My love for novels does seem to exceed my desire to write at times. I have made a plan for 2015 to read one book a month and have written a chapter every other month. March came and went and I had only completed two novels, and my first chapter only half done (I say “done” loosely). Two days before April arrived I finished Cold Mountain, a novel I wanted to read before I hiked Cold Mountain here in North Carolina. I found myself sitting by the window, amazed at the description of nature within that novel–having apparently read Whitman a long, long forgotten time ago, it seemed quite unparalleled! How well Frazier knew the trees, the foliage, and the toll of weather within the mountains. I glanced down at my own descriptive tenses and thought, yes, you need more trees in this scene. Then, looking out my window for help I glanced at the trees eager to scribble down their effects. Sadly, I have no idea the nomenclature of trees, and realized that this writer’s influence is beyond my own abilities to story-tell.

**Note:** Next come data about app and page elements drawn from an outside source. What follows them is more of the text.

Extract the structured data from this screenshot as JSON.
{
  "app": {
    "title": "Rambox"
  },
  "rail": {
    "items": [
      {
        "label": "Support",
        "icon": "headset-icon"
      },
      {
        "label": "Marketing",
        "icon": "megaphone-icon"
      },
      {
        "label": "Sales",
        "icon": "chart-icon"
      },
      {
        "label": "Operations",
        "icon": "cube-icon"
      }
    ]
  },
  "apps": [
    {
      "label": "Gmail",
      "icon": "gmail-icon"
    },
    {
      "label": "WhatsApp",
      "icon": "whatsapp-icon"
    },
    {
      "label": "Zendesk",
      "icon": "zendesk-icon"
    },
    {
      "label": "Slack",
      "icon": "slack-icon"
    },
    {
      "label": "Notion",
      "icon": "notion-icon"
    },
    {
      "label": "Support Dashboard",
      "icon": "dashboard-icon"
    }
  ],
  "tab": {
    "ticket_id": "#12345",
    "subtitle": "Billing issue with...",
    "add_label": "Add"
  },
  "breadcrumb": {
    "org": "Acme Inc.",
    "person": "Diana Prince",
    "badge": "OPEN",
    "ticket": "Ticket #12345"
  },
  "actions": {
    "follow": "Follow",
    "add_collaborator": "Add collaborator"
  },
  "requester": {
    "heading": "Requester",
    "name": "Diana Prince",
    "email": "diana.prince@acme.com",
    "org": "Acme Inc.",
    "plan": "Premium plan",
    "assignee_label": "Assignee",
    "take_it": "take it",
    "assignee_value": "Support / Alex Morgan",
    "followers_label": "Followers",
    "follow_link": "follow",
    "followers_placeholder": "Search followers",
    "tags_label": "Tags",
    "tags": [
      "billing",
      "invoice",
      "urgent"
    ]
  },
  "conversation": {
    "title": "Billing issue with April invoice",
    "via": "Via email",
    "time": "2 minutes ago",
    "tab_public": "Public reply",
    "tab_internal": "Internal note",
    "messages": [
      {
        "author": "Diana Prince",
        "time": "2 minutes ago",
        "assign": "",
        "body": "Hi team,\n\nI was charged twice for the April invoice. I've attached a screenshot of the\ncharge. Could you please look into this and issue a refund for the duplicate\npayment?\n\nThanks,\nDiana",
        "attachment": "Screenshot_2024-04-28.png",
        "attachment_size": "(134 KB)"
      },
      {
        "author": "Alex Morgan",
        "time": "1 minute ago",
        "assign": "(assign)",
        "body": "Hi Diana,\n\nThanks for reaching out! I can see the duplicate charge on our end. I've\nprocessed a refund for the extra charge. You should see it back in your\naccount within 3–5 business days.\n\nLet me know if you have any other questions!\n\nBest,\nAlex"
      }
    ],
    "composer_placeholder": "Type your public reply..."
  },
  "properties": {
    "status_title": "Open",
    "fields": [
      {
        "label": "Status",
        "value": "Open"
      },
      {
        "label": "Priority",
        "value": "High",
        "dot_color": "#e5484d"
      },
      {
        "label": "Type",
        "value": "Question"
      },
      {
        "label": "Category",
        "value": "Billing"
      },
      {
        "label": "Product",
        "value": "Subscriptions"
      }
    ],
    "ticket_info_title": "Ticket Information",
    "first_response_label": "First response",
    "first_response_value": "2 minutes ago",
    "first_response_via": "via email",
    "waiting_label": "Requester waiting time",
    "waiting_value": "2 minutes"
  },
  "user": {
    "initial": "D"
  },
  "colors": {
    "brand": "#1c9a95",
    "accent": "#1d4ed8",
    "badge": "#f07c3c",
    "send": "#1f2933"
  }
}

It is time for a new novel to read–and what influences me more than anything??? A British writer—in this instance, Austen. Yes! that’s it! I picked up Persuasion from my bookshelf and began chapter one. When that was done, the need for something more British overtook me and I bought all of Downton Abbey Season 5 on Amazon. And so with tea in my cup and an imaginary scone to the side of my teapot, I will be induced to write less on trees and the entrails of dead animals (that which I know little) and more from my own thoughts and impressions that live and form an imagination that is in desperate need to get to it. That being said, this need for something more British will get pencil to paper with magnetic force.